Eli: Probably the most exciting—i.e., stressful—part of the process was getting mostly surrounded by wildfires in the Sky Lakes Wilderness, south of Crater Lake. There were terrible thunderstorms every afternoon during the summer of 2014, with lightning strikes occurring all over. When I got to the crest below Devil’s Peak, I found I had fires brewing in the distance on three sides of me. I called my wife with my satellite phone; she in turn called the Forest Service to relay my location and situation. They were able to advise me on how to get through the area to Crater Lake safely.

PCT near Big Huckleberry Mountain.
The PCT near Big Huckleberry Mountain. Photo by Tami Asars.
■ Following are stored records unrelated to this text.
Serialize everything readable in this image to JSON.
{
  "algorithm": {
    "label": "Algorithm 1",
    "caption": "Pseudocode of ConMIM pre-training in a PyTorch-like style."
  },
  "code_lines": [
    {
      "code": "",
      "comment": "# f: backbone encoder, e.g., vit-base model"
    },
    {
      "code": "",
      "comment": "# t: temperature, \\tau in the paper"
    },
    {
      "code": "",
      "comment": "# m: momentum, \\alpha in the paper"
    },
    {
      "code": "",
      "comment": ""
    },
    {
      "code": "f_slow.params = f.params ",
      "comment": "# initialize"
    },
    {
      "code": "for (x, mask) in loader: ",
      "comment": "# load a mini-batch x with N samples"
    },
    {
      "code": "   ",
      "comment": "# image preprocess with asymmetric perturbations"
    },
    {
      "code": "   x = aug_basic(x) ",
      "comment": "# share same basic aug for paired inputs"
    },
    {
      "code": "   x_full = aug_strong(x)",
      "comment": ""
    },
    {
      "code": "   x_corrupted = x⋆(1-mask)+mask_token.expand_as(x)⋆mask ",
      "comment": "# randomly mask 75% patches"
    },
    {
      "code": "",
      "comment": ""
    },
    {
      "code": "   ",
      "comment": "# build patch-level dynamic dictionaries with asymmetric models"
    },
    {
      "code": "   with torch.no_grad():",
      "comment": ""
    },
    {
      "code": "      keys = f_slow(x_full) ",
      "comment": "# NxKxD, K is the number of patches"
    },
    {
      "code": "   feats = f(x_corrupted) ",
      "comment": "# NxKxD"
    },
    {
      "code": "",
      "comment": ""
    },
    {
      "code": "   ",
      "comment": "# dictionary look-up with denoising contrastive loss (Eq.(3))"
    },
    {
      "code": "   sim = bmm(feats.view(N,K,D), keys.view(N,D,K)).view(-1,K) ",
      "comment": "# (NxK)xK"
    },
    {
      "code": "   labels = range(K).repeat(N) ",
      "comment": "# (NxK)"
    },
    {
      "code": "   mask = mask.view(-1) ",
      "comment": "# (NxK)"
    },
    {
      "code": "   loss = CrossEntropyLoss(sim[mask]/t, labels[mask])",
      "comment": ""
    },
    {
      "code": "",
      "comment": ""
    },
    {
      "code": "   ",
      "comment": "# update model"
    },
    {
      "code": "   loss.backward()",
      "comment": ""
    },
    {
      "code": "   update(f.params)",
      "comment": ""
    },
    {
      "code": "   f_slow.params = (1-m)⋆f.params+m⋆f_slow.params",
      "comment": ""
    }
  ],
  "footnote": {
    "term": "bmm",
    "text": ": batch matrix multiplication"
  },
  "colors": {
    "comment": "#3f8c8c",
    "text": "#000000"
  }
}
What’s your favorite section of your part of the PCT and why?

Tami: Every section in Washington has something to offer, but since I’m such a fan of solitude, my favorite sections are Stevens Pass to Rainy Pass or Rainy Pass to Manning Park, B.C. Both offer quiet backcountry places that serve as a respite from our busy brains and hectic schedules.

Eli: That would probably be the Three Sisters Wilderness area, in central Oregon. It has such a plethora of scenic diversity. You get to skirt along the base of some of Oregon’s highest peaks, all capped with big glaciers, all the while traipsing through alpine meadows, past pretty lakes, through lush forest and across volcanic lava beds. It’s like taking all of the best of Oregon and compressing it into a single stretch that can be hiked in just three or four days.

Why are you excited about this new book? Why will people love it?

Tami: There is nothing quite like the birth of a new guidebook! The feedback I’ve received to date has been very favorable and it’s truly a guide I wrote for you—my friends/readers. I want people to have the very best experience they possibly can when they challenge themselves on the PCT. After all, I believe the world would be a better place if everyone had the chance to experience some soul shampoo by marinating in the grandiose backcountry.

Eli: I’m excited about its potential to make the PCT a more doable trail. When I mention the PCT to fellow hikers, the general response is, “Oh, I would love to do that, but don’t have the time, experience, endurance, etc.” That’s when I share that I’m not a thru-hiker either, but the PCT is very manageable in smaller pieces. When they hear that, they suddenly get excited at the potential that maybe they actually can hike the PCT. Plus, these will be the most up-to-date and comprehensive guides for the PCT available, with a ton of info and features to help hikers plan and carry out their own PCT hikes, in a way that works with their own lifestyles.